Citation: Sharma T, Dreyer I, Kochian L and Piñeros MA (2016) The ALMT Family of Organic Acid Transporters in Plants and Their Involvement in Detoxification and Nutrient Security. Front. Plant Sci. 7:1488. doi: 10.3389/fpls.2016.01488

Received: 31 July 2016; Accepted: 20 September 2016;
Published: 04 October 2016.

Edited by:

Matthew Gilliham, University of Adelaide, Australia

Reviewed by:

Enrico Martinoia, University of Zurich, Switzerland
Thomas J. Bach, University of Strasbourg, France

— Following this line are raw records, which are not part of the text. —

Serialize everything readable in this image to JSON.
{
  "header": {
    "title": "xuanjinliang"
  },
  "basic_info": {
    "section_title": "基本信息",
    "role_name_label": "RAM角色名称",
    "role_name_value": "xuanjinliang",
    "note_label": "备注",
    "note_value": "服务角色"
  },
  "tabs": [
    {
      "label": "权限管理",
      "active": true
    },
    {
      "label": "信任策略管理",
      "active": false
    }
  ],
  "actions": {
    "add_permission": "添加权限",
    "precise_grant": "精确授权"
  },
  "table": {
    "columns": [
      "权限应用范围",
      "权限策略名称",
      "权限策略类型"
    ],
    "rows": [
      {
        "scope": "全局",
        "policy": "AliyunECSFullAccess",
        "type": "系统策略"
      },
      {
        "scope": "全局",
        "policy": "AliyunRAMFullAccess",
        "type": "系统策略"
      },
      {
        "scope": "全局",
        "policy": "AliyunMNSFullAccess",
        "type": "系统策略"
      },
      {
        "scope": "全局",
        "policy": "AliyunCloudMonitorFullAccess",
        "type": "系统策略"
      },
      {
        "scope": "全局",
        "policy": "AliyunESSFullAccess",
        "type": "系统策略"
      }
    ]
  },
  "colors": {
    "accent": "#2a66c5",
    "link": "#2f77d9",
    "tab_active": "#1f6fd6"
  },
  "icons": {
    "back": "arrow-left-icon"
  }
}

Copyright © 2016 Sharma, Dreyer, Kochian and Piñeros. This is an open-access article distributed under the terms of the Creative Commons Attribution License (CC BY). The use, distribution or reproduction in other forums is permitted, provided the original author(s) or licensor are credited and that the original publication in this journal is cited, in accordance with accepted academic practice. No use, distribution or reproduction is permitted which does not comply with these terms.

*Correspondence: Miguel A. Piñeros, map25@cornell.edu Ingo Dreyer, idreyer@utalca.cl